The problem: Your team is not taking advantage when they win the ball to turn defence into attack.
The solution: Use a long narrow layout with small goals to force players into fast, direct attacks through the middle of the pitch. Attacking small goals needs swift passing to break the defence down and create opportunities to score. The shape of the pitch will force play to be quick and direct.
Set up a pitch that is 50 yards long x 10 yards wide, to create a tunnel effect where the players’ focus is narrowed like a racehorse wearing blinkers. Play games of 3v3 with small goals. No goalkeepers. Restart with a dribble or pass from in front of the team’s own goal.
Filed under: Dave Clarke, Soccer Coaching, Soccer Fitness, Soccer News, Soccer Refereeing, Soccer Skills, Soccer Team Management, Soccer Training | Tags: 2v2, awareness, counter attack, defend, drills, intercept, simple, support play, tackle
I often set up a number of simple 2v2 games for my players to give them plenty touches of the ball and force them to think tactically and make decisions about when to drop when to tackle when to intercept or when to dribble or pass.
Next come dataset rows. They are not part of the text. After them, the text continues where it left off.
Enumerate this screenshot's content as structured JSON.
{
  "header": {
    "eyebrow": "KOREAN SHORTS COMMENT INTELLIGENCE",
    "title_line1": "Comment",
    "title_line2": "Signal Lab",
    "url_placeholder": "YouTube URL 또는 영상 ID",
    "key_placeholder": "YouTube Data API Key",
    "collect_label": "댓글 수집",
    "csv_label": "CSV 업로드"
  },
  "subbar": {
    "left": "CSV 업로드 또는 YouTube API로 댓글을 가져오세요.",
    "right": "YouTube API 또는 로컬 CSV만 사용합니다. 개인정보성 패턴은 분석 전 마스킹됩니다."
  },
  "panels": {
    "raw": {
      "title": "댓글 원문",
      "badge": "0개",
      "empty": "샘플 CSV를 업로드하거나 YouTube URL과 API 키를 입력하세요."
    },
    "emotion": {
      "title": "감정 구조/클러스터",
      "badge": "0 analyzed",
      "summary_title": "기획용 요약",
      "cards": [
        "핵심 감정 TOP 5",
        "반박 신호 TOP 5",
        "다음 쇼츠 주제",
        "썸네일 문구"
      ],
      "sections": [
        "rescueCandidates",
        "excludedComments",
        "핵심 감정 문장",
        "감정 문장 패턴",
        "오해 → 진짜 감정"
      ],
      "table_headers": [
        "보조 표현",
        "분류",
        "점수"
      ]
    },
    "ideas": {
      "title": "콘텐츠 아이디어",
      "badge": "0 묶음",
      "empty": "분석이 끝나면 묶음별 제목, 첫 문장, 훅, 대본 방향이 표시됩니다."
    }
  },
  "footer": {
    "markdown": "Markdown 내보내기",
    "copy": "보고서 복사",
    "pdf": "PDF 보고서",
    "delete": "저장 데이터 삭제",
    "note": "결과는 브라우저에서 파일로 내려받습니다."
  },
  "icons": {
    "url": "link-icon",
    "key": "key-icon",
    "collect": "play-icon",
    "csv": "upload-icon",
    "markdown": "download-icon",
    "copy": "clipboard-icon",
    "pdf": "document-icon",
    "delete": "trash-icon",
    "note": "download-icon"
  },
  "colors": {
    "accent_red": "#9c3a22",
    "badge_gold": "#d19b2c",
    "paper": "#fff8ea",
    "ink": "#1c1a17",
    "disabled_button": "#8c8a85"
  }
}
There’s a whole lot of coaching going on in this one.
What I look for: quick defenders who move the ball quickly when they win it; good defensive positions – individual and pairs; awareness of space.
- Speed – keep passes and touches to a minimum and be ready to spring into action.
- Move directly towards the goal/target.
- Sometimes, the fast break is not possible. It is important in these circumstances for defenders to keep possession and wait for the chance to play a forward pass.
How to set it up
Play 2v2 in a 20 yards by 10 yards area, split in two halves.
How to play it
- Each team lines up on its goal line.
- Play a 2v2 with the defending team restricted to its half.
- To score a point, an attacker must dribble the ball across the defenders’ goal line.
- If the defenders win the ball, they can launch an immediate counter attack.
- The attackers then have to get back to defend as quickly as possible.
- Once either team scores a point, or the ball goes out of play, possession is handed back to the original attacking team.
- Play for, say 2 minutes, then swap team roles.
How to develop it
- This time, if the defenders win the ball, only one can enter the opposition’s half.
- The defender in possession can either dribble towards the goal line or pass to their partner, who breaks quickly into the other half.
- If the counter attack isn’t possible, the only way a player can release their team mate into the opponent’s half is by crossing back into their own half with the ball.